BEGIN

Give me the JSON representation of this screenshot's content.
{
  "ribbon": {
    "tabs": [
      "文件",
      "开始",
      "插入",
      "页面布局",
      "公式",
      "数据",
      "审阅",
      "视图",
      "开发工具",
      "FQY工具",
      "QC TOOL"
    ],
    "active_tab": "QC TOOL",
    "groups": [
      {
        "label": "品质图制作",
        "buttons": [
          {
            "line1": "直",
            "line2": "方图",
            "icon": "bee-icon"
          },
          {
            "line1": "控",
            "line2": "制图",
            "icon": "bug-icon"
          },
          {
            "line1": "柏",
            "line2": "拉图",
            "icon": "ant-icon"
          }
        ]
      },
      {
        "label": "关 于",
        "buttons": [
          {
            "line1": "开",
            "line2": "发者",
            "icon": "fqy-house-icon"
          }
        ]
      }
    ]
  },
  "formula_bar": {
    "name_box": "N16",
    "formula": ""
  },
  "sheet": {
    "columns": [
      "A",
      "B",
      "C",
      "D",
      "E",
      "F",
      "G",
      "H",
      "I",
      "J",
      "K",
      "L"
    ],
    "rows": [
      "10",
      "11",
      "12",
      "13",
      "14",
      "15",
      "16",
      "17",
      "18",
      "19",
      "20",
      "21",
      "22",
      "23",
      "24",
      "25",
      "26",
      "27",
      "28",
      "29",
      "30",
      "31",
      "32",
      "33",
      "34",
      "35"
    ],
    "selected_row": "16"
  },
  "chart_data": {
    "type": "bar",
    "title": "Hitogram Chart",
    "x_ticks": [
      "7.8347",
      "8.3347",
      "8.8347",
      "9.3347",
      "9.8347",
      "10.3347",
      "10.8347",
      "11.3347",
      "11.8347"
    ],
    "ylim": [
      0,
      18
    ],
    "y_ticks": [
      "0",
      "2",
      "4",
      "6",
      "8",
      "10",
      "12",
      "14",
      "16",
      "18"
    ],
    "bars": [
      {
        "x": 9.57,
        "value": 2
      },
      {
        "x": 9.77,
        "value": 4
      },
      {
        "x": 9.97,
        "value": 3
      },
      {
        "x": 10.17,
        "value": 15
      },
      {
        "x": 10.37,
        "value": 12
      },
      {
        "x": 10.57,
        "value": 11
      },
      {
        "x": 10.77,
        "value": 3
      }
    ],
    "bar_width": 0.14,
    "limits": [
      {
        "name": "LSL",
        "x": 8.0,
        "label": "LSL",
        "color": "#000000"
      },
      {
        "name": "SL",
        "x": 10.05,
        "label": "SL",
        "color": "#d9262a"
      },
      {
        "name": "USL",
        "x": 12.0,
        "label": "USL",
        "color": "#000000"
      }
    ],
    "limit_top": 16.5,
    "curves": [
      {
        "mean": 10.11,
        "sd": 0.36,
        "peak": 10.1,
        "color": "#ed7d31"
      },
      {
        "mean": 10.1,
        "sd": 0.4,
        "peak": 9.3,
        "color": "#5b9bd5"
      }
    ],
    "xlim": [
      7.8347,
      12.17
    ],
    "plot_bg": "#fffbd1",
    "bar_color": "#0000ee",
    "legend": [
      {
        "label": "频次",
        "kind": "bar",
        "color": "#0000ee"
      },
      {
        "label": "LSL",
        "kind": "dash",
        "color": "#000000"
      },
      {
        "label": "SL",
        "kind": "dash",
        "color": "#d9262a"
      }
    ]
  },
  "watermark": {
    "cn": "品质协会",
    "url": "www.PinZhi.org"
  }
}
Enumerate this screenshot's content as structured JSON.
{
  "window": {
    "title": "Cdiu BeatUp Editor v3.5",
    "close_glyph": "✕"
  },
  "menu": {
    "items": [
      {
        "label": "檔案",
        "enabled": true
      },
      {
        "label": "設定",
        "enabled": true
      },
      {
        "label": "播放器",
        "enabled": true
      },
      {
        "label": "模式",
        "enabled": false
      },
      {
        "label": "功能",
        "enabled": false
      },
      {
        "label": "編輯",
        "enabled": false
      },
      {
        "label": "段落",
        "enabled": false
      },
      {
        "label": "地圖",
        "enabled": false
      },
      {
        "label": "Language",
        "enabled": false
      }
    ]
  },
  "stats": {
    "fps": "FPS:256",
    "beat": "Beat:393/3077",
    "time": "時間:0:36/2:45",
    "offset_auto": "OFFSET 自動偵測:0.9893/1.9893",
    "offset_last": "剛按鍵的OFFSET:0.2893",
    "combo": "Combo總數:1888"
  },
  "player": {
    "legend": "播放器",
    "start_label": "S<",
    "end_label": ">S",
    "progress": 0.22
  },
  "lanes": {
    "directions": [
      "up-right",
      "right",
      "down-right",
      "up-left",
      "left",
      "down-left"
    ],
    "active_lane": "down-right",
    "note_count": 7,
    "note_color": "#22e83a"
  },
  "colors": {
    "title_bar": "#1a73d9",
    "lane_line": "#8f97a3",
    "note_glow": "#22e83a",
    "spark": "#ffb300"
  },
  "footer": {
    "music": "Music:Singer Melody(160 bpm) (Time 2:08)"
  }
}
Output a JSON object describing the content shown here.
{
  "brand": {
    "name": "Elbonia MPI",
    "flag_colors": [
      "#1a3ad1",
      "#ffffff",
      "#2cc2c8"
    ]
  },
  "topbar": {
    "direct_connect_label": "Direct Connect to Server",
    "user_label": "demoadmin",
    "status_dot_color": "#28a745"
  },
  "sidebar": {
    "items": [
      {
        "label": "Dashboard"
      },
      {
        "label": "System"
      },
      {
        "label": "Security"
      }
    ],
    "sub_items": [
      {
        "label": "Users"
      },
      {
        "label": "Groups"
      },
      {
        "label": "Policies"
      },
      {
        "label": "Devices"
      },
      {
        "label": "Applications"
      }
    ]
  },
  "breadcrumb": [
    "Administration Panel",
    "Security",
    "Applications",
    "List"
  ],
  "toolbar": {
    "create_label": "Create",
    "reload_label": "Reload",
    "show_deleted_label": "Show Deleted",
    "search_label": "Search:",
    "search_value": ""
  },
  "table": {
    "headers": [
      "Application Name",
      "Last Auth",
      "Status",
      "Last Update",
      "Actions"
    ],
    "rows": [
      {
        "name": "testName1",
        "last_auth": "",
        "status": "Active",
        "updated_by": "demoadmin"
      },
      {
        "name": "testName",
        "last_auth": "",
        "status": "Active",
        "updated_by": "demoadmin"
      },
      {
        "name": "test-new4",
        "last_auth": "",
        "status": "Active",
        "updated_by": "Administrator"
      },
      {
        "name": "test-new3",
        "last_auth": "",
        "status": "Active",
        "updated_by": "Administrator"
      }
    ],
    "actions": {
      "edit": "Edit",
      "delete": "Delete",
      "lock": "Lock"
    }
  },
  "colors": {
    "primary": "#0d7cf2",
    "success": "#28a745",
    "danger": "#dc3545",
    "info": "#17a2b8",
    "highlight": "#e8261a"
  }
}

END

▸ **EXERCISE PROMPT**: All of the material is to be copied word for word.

▸ **EXPECTED ANSWER**:
Give me the JSON representation of this screenshot's content.
{
  "ribbon": {
    "tabs": [
      "文件",
      "开始",
      "插入",
      "页面布局",
      "公式",
      "数据",
      "审阅",
      "视图",
      "开发工具",
      "FQY工具",
      "QC TOOL"
    ],
    "active_tab": "QC TOOL",
    "groups": [
      {
        "label": "品质图制作",
        "buttons": [
          {
            "line1": "直",
            "line2": "方图",
            "icon": "bee-icon"
          },
          {
            "line1": "控",
            "line2": "制图",
            "icon": "bug-icon"
          },
          {
            "line1": "柏",
            "line2": "拉图",
            "icon": "ant-icon"
          }
        ]
      },
      {
        "label": "关 于",
        "buttons": [
          {
            "line1": "开",
            "line2": "发者",
            "icon": "fqy-house-icon"
          }
        ]
      }
    ]
  },
  "formula_bar": {
    "name_box": "N16",
    "formula": ""
  },
  "sheet": {
    "columns": [
      "A",
      "B",
      "C",
      "D",
      "E",
      "F",
      "G",
      "H",
      "I",
      "J",
      "K",
      "L"
    ],
    "rows": [
      "10",
      "11",
      "12",
      "13",
      "14",
      "15",
      "16",
      "17",
      "18",
      "19",
      "20",
      "21",
      "22",
      "23",
      "24",
      "25",
      "26",
      "27",
      "28",
      "29",
      "30",
      "31",
      "32",
      "33",
      "34",
      "35"
    ],
    "selected_row": "16"
  },
  "chart_data": {
    "type": "bar",
    "title": "Hitogram Chart",
    "x_ticks": [
      "7.8347",
      "8.3347",
      "8.8347",
      "9.3347",
      "9.8347",
      "10.3347",
      "10.8347",
      "11.3347",
      "11.8347"
    ],
    "ylim": [
      0,
      18
    ],
    "y_ticks": [
      "0",
      "2",
      "4",
      "6",
      "8",
      "10",
      "12",
      "14",
      "16",
      "18"
    ],
    "bars": [
      {
        "x": 9.57,
        "value": 2
      },
      {
        "x": 9.77,
        "value": 4
      },
      {
        "x": 9.97,
        "value": 3
      },
      {
        "x": 10.17,
        "value": 15
      },
      {
        "x": 10.37,
        "value": 12
      },
      {
        "x": 10.57,
        "value": 11
      },
      {
        "x": 10.77,
        "value": 3
      }
    ],
    "bar_width": 0.14,
    "limits": [
      {
        "name": "LSL",
        "x": 8.0,
        "label": "LSL",
        "color": "#000000"
      },
      {
        "name": "SL",
        "x": 10.05,
        "label": "SL",
        "color": "#d9262a"
      },
      {
        "name": "USL",
        "x": 12.0,
        "label": "USL",
        "color": "#000000"
      }
    ],
    "limit_top": 16.5,
    "curves": [
      {
        "mean": 10.11,
        "sd": 0.36,
        "peak": 10.1,
        "color": "#ed7d31"
      },
      {
        "mean": 10.1,
        "sd": 0.4,
        "peak": 9.3,
        "color": "#5b9bd5"
      }
    ],
    "xlim": [
      7.8347,
      12.17
    ],
    "plot_bg": "#fffbd1",
    "bar_color": "#0000ee",
    "legend": [
      {
        "label": "频次",
        "kind": "bar",
        "color": "#0000ee"
      },
      {
        "label": "LSL",
        "kind": "dash",
        "color": "#000000"
      },
      {
        "label": "SL",
        "kind": "dash",
        "color": "#d9262a"
      }
    ]
  },
  "watermark": {
    "cn": "品质协会",
    "url": "www.PinZhi.org"
  }
}
Enumerate this screenshot's content as structured JSON.
{
  "window": {
    "title": "Cdiu BeatUp Editor v3.5",
    "close_glyph": "✕"
  },
  "menu": {
    "items": [
      {
        "label": "檔案",
        "enabled": true
      },
      {
        "label": "設定",
        "enabled": true
      },
      {
        "label": "播放器",
        "enabled": true
      },
      {
        "label": "模式",
        "enabled": false
      },
      {
        "label": "功能",
        "enabled": false
      },
      {
        "label": "編輯",
        "enabled": false
      },
      {
        "label": "段落",
        "enabled": false
      },
      {
        "label": "地圖",
        "enabled": false
      },
      {
        "label": "Language",
        "enabled": false
      }
    ]
  },
  "stats": {
    "fps": "FPS:256",
    "beat": "Beat:393/3077",
    "time": "時間:0:36/2:45",
    "offset_auto": "OFFSET 自動偵測:0.9893/1.9893",
    "offset_last": "剛按鍵的OFFSET:0.2893",
    "combo": "Combo總數:1888"
  },
  "player": {
    "legend": "播放器",
    "start_label": "S<",
    "end_label": ">S",
    "progress": 0.22
  },
  "lanes": {
    "directions": [
      "up-right",
      "right",
      "down-right",
      "up-left",
      "left",
      "down-left"
    ],
    "active_lane": "down-right",
    "note_count": 7,
    "note_color": "#22e83a"
  },
  "colors": {
    "title_bar": "#1a73d9",
    "lane_line": "#8f97a3",
    "note_glow": "#22e83a",
    "spark": "#ffb300"
  },
  "footer": {
    "music": "Music:Singer Melody(160 bpm) (Time 2:08)"
  }
}
Output a JSON object describing the content shown here.
{
  "brand": {
    "name": "Elbonia MPI",
    "flag_colors": [
      "#1a3ad1",
      "#ffffff",
      "#2cc2c8"
    ]
  },
  "topbar": {
    "direct_connect_label": "Direct Connect to Server",
    "user_label": "demoadmin",
    "status_dot_color": "#28a745"
  },
  "sidebar": {
    "items": [
      {
        "label": "Dashboard"
      },
      {
        "label": "System"
      },
      {
        "label": "Security"
      }
    ],
    "sub_items": [
      {
        "label": "Users"
      },
      {
        "label": "Groups"
      },
      {
        "label": "Policies"
      },
      {
        "label": "Devices"
      },
      {
        "label": "Applications"
      }
    ]
  },
  "breadcrumb": [
    "Administration Panel",
    "Security",
    "Applications",
    "List"
  ],
  "toolbar": {
    "create_label": "Create",
    "reload_label": "Reload",
    "show_deleted_label": "Show Deleted",
    "search_label": "Search:",
    "search_value": ""
  },
  "table": {
    "headers": [
      "Application Name",
      "Last Auth",
      "Status",
      "Last Update",
      "Actions"
    ],
    "rows": [
      {
        "name": "testName1",
        "last_auth": "",
        "status": "Active",
        "updated_by": "demoadmin"
      },
      {
        "name": "testName",
        "last_auth": "",
        "status": "Active",
        "updated_by": "demoadmin"
      },
      {
        "name": "test-new4",
        "last_auth": "",
        "status": "Active",
        "updated_by": "Administrator"
      },
      {
        "name": "test-new3",
        "last_auth": "",
        "status": "Active",
        "updated_by": "Administrator"
      }
    ],
    "actions": {
      "edit": "Edit",
      "delete": "Delete",
      "lock": "Lock"
    }
  },
  "colors": {
    "primary": "#0d7cf2",
    "success": "#28a745",
    "danger": "#dc3545",
    "info": "#17a2b8",
    "highlight": "#e8261a"
  }
}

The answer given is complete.